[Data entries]

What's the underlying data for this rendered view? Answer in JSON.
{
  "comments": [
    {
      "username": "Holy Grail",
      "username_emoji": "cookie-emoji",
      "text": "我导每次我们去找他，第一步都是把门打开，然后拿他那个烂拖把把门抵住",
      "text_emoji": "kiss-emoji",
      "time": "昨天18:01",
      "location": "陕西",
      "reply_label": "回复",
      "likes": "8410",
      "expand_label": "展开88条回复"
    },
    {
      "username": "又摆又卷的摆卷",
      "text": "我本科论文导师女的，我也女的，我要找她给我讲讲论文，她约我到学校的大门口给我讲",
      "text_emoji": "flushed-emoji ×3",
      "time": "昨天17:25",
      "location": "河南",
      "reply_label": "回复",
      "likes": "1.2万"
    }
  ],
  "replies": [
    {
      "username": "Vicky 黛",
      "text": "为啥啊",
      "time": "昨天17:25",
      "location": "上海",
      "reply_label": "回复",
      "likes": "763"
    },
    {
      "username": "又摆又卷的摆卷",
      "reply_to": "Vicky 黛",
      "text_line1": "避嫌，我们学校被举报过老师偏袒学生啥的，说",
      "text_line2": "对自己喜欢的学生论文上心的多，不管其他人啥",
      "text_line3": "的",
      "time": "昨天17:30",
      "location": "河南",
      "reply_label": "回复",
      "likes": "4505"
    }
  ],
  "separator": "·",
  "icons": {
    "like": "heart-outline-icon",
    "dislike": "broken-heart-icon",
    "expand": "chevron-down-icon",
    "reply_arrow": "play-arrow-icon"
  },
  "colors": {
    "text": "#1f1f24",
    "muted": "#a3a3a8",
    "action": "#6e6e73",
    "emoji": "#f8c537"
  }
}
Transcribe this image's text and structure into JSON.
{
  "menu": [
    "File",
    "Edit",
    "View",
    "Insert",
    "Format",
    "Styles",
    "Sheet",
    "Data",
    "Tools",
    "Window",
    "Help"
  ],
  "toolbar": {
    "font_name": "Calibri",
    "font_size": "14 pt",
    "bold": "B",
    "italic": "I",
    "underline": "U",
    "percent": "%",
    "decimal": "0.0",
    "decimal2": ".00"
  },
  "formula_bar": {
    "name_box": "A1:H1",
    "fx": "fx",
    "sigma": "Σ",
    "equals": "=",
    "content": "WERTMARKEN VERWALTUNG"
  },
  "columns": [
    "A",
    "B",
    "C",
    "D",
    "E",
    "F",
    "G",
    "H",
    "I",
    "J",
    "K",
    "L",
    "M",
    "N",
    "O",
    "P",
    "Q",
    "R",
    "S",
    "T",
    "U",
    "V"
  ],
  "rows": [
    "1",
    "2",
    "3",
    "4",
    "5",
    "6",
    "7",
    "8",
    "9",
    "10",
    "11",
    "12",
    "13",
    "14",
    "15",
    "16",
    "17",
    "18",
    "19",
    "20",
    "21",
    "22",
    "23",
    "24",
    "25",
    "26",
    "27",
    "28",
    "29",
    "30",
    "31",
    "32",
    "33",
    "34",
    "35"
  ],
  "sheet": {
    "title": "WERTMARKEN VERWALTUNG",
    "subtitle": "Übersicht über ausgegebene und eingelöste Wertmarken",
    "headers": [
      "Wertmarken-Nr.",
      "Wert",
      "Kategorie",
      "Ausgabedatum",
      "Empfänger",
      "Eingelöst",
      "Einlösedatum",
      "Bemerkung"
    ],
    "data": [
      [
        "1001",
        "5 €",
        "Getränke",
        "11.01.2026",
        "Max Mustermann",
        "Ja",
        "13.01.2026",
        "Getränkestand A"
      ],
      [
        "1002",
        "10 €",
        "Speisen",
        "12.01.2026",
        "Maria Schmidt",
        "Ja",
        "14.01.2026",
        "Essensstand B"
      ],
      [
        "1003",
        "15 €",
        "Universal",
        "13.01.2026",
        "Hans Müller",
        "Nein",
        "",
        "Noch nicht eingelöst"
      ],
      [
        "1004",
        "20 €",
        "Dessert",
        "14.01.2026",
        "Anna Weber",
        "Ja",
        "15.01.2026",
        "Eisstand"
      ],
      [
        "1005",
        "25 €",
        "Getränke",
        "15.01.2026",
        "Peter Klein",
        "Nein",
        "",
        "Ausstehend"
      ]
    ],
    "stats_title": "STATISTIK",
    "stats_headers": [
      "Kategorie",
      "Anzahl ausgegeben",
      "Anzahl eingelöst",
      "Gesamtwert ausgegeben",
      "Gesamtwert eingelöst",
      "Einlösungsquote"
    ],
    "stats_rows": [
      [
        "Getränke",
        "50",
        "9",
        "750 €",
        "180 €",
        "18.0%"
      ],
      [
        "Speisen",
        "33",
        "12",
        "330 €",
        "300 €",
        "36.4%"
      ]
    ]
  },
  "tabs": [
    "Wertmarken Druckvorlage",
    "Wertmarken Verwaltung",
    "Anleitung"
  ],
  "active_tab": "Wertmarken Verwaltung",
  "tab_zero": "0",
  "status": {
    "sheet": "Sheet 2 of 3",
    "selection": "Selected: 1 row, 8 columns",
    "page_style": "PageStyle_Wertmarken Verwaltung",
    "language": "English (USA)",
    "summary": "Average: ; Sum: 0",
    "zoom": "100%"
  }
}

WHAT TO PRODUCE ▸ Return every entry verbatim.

SOLUTION BELOW ▸
What's the underlying data for this rendered view? Answer in JSON.
{
  "comments": [
    {
      "username": "Holy Grail",
      "username_emoji": "cookie-emoji",
      "text": "我导每次我们去找他，第一步都是把门打开，然后拿他那个烂拖把把门抵住",
      "text_emoji": "kiss-emoji",
      "time": "昨天18:01",
      "location": "陕西",
      "reply_label": "回复",
      "likes": "8410",
      "expand_label": "展开88条回复"
    },
    {
      "username": "又摆又卷的摆卷",
      "text": "我本科论文导师女的，我也女的，我要找她给我讲讲论文，她约我到学校的大门口给我讲",
      "text_emoji": "flushed-emoji ×3",
      "time": "昨天17:25",
      "location": "河南",
      "reply_label": "回复",
      "likes": "1.2万"
    }
  ],
  "replies": [
    {
      "username": "Vicky 黛",
      "text": "为啥啊",
      "time": "昨天17:25",
      "location": "上海",
      "reply_label": "回复",
      "likes": "763"
    },
    {
      "username": "又摆又卷的摆卷",
      "reply_to": "Vicky 黛",
      "text_line1": "避嫌，我们学校被举报过老师偏袒学生啥的，说",
      "text_line2": "对自己喜欢的学生论文上心的多，不管其他人啥",
      "text_line3": "的",
      "time": "昨天17:30",
      "location": "河南",
      "reply_label": "回复",
      "likes": "4505"
    }
  ],
  "separator": "·",
  "icons": {
    "like": "heart-outline-icon",
    "dislike": "broken-heart-icon",
    "expand": "chevron-down-icon",
    "reply_arrow": "play-arrow-icon"
  },
  "colors": {
    "text": "#1f1f24",
    "muted": "#a3a3a8",
    "action": "#6e6e73",
    "emoji": "#f8c537"
  }
}
Transcribe this image's text and structure into JSON.
{
  "menu": [
    "File",
    "Edit",
    "View",
    "Insert",
    "Format",
    "Styles",
    "Sheet",
    "Data",
    "Tools",
    "Window",
    "Help"
  ],
  "toolbar": {
    "font_name": "Calibri",
    "font_size": "14 pt",
    "bold": "B",
    "italic": "I",
    "underline": "U",
    "percent": "%",
    "decimal": "0.0",
    "decimal2": ".00"
  },
  "formula_bar": {
    "name_box": "A1:H1",
    "fx": "fx",
    "sigma": "Σ",
    "equals": "=",
    "content": "WERTMARKEN VERWALTUNG"
  },
  "columns": [
    "A",
    "B",
    "C",
    "D",
    "E",
    "F",
    "G",
    "H",
    "I",
    "J",
    "K",
    "L",
    "M",
    "N",
    "O",
    "P",
    "Q",
    "R",
    "S",
    "T",
    "U",
    "V"
  ],
  "rows": [
    "1",
    "2",
    "3",
    "4",
    "5",
    "6",
    "7",
    "8",
    "9",
    "10",
    "11",
    "12",
    "13",
    "14",
    "15",
    "16",
    "17",
    "18",
    "19",
    "20",
    "21",
    "22",
    "23",
    "24",
    "25",
    "26",
    "27",
    "28",
    "29",
    "30",
    "31",
    "32",
    "33",
    "34",
    "35"
  ],
  "sheet": {
    "title": "WERTMARKEN VERWALTUNG",
    "subtitle": "Übersicht über ausgegebene und eingelöste Wertmarken",
    "headers": [
      "Wertmarken-Nr.",
      "Wert",
      "Kategorie",
      "Ausgabedatum",
      "Empfänger",
      "Eingelöst",
      "Einlösedatum",
      "Bemerkung"
    ],
    "data": [
      [
        "1001",
        "5 €",
        "Getränke",
        "11.01.2026",
        "Max Mustermann",
        "Ja",
        "13.01.2026",
        "Getränkestand A"
      ],
      [
        "1002",
        "10 €",
        "Speisen",
        "12.01.2026",
        "Maria Schmidt",
        "Ja",
        "14.01.2026",
        "Essensstand B"
      ],
      [
        "1003",
        "15 €",
        "Universal",
        "13.01.2026",
        "Hans Müller",
        "Nein",
        "",
        "Noch nicht eingelöst"
      ],
      [
        "1004",
        "20 €",
        "Dessert",
        "14.01.2026",
        "Anna Weber",
        "Ja",
        "15.01.2026",
        "Eisstand"
      ],
      [
        "1005",
        "25 €",
        "Getränke",
        "15.01.2026",
        "Peter Klein",
        "Nein",
        "",
        "Ausstehend"
      ]
    ],
    "stats_title": "STATISTIK",
    "stats_headers": [
      "Kategorie",
      "Anzahl ausgegeben",
      "Anzahl eingelöst",
      "Gesamtwert ausgegeben",
      "Gesamtwert eingelöst",
      "Einlösungsquote"
    ],
    "stats_rows": [
      [
        "Getränke",
        "50",
        "9",
        "750 €",
        "180 €",
        "18.0%"
      ],
      [
        "Speisen",
        "33",
        "12",
        "330 €",
        "300 €",
        "36.4%"
      ]
    ]
  },
  "tabs": [
    "Wertmarken Druckvorlage",
    "Wertmarken Verwaltung",
    "Anleitung"
  ],
  "active_tab": "Wertmarken Verwaltung",
  "tab_zero": "0",
  "status": {
    "sheet": "Sheet 2 of 3",
    "selection": "Selected: 1 row, 8 columns",
    "page_style": "PageStyle_Wertmarken Verwaltung",
    "language": "English (USA)",
    "summary": "Average: ; Sum: 0",
    "zoom": "100%"
  }
}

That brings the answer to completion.